I’ve just shared three of many areas where this team and organization have meaningful substance. But it’s enough to frame the outstanding results they continue to achieve. Trisha and her team are supported and inspired (yes, I said inspired) by their Board of Directors. These volunteers stick to governance and place a lot of trust in what the leadership team is doing. The Board believes in the purpose, and they are also people-focused.

Measurements of success

Having completed LCCU’s planning session last week, the team’s achievements and results are still fresh in my mind:

People results:

  • The management team and Board are energized. This is noteworthy, especially during a pandemic that has many groups tired. This team is excited by the results they are having and can’t wait to move to the next level of growth.
  • The leadership team is engaged and actively looking for the next opportunities. They are ready and eager to dive into the next initiative and area of growth.
  • The Board is also engaged: the entire Board was part of the planning conversation and are forward-thinking and vision-focused. Their contributions guided the direction.
  • Senior and mid-staff tenure. Front-line recruitment and retention have been a challenge, as with most credit unions. However, the LCCU team has been able to keep and inspire people in critical roles, enabling remarkable growth and financial results.

 

Financial results:

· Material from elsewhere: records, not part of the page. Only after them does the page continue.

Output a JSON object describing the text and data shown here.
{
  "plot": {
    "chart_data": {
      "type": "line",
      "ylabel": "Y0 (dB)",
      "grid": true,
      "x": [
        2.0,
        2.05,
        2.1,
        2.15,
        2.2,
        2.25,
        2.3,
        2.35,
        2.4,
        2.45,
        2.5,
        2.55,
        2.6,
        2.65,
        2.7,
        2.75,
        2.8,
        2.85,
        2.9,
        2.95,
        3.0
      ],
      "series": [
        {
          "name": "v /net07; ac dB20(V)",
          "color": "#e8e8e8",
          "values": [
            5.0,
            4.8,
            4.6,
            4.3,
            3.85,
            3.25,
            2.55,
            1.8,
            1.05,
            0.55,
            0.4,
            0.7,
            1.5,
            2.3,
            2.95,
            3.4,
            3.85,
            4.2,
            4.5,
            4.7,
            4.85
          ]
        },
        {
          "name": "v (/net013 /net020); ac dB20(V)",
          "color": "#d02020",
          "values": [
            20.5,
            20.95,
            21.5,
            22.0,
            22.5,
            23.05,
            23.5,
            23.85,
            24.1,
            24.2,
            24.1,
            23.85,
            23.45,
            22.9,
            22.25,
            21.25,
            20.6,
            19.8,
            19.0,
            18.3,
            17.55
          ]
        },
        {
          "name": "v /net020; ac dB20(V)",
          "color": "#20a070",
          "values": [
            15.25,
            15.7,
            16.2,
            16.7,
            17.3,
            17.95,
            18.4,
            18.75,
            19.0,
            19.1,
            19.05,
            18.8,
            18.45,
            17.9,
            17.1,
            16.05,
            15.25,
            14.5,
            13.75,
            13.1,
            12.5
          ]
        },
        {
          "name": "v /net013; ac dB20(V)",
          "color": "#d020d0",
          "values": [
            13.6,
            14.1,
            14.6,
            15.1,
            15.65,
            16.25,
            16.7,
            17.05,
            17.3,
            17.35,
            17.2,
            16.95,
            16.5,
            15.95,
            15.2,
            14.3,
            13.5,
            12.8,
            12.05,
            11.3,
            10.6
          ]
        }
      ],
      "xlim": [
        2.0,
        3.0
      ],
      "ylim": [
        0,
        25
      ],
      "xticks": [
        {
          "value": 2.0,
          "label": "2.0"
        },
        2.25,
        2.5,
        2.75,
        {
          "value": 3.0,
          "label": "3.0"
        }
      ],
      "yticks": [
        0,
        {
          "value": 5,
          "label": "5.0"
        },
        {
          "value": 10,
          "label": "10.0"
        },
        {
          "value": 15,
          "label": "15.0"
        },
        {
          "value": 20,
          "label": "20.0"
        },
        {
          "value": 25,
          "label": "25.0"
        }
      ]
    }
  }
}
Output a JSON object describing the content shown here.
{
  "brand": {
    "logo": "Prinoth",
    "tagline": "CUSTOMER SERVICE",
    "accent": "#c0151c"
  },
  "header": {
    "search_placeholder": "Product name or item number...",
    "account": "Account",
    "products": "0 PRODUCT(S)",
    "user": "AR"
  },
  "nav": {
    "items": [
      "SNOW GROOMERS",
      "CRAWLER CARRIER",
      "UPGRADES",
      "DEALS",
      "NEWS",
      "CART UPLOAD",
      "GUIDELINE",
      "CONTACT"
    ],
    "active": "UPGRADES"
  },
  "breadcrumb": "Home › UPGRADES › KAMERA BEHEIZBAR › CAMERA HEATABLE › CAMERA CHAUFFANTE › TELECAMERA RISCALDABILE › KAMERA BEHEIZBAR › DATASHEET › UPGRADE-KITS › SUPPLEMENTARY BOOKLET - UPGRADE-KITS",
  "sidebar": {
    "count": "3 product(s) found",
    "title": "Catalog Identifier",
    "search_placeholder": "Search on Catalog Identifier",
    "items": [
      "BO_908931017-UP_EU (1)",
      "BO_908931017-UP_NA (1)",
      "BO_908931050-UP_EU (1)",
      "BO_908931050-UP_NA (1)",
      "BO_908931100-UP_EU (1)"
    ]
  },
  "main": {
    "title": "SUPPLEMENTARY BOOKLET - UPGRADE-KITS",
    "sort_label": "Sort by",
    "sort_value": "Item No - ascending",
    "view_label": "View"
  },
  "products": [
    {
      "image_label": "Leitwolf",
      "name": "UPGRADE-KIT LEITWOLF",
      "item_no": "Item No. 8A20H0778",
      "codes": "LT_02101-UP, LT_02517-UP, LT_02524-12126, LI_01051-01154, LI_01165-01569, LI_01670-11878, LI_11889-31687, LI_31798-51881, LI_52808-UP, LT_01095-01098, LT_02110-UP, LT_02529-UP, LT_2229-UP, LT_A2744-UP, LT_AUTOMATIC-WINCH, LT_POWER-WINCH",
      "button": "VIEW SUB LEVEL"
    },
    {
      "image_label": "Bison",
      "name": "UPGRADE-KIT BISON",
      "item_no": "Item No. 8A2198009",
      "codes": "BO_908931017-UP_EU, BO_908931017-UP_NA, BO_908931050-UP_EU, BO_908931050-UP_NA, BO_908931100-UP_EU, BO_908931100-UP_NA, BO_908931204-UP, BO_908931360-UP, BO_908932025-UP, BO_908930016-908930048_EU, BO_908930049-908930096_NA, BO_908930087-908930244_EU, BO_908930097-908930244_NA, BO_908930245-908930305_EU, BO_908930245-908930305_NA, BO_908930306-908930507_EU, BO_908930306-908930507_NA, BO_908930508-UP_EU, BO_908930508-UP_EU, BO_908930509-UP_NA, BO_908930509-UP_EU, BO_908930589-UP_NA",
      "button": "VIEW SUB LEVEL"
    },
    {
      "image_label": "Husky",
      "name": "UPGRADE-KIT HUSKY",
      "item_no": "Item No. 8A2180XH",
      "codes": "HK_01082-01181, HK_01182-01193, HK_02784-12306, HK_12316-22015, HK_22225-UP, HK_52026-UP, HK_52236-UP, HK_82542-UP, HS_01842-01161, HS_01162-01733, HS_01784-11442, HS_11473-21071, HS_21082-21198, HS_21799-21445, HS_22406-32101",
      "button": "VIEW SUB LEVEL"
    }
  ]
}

  • At $180 million, LCCU is at the smaller end of their $100-$500 million peer group that includes 1,073 credit unions. LCCU operates five branches in rural northern Idaho and eastern Washington. LCCU has a community field of membership and a staff of 42 people.
    2020 was a remarkable year, but these results are part of a trend.
  • Key ratios:
    • 2020 loan growth was 24.22% compared to peer at 3.71%. The three-year annual average is 18.1%.
    • 2020 membership growth was 13.04% compared to peer at 0.79%. The three-year annual average hit 9.94%.
    • 2020 ROA was 1.68% compared to peer at 0.52%. The three-year annual average is 1.30%.
  • LCCU excels with a business model fueled by higher revenue from loan yield and fee income. The credit union’s expert risk-based lenders know how to generate the income needed to grow, innovate, and gain more substance that can be used for the greater good.
  • Trisha would humbly tell you that they do have challenges, as we all do. But I submit, that this credit union has a higher level of substance, and it shows in its results and outcomes.

 

Community results:

  • In 2021, LCCU received its second CDFI grant for $1.8 million. It’s important to note that this grant funding is not part of the credit union’s phenomenal financial results in 2020. The award is recognition by the U.S. Treasury of LCCU’s deeper level of lending in its rural and low-income communities. To date, LCCU has received $2.5 million in grant awards for capital that has supported strong levels of growth.
  • Community support goes well beyond the CDFI grant. In 2021, the credit union team presented another $30,000 check to the Children’s Miracle Network.
  • Since 2014, LCCU staff have volunteered 5,780 hours within their communities.
  • The list of community partners LCCU has collaborated with and financially supported is very long. But I can tell you LCCU has special brand recognition in each of its communities.
  • Besides a passion for the community work they do, LCCU’s team’s secret sauce is that they know and understand the needs and challenges of the community. And this secret sauce flows over to the credit union’s fantastic membership rate of growth. They understand the needs and hopes of their members and potential members. They know what makes them tick, and they’re very good at responding to this knowledge.

 

Why it matters

The good news is there are many credit unions of substance that create awesome work cultures, meaningful and measurable impacts in the communities they serve and are consistently high financial performers.

As individuals and leaders of organizations, the limits of our ability to make a meaningful difference and leave a lasting impact will depend on the level of substance we can attract, develop and retain.

Accessibility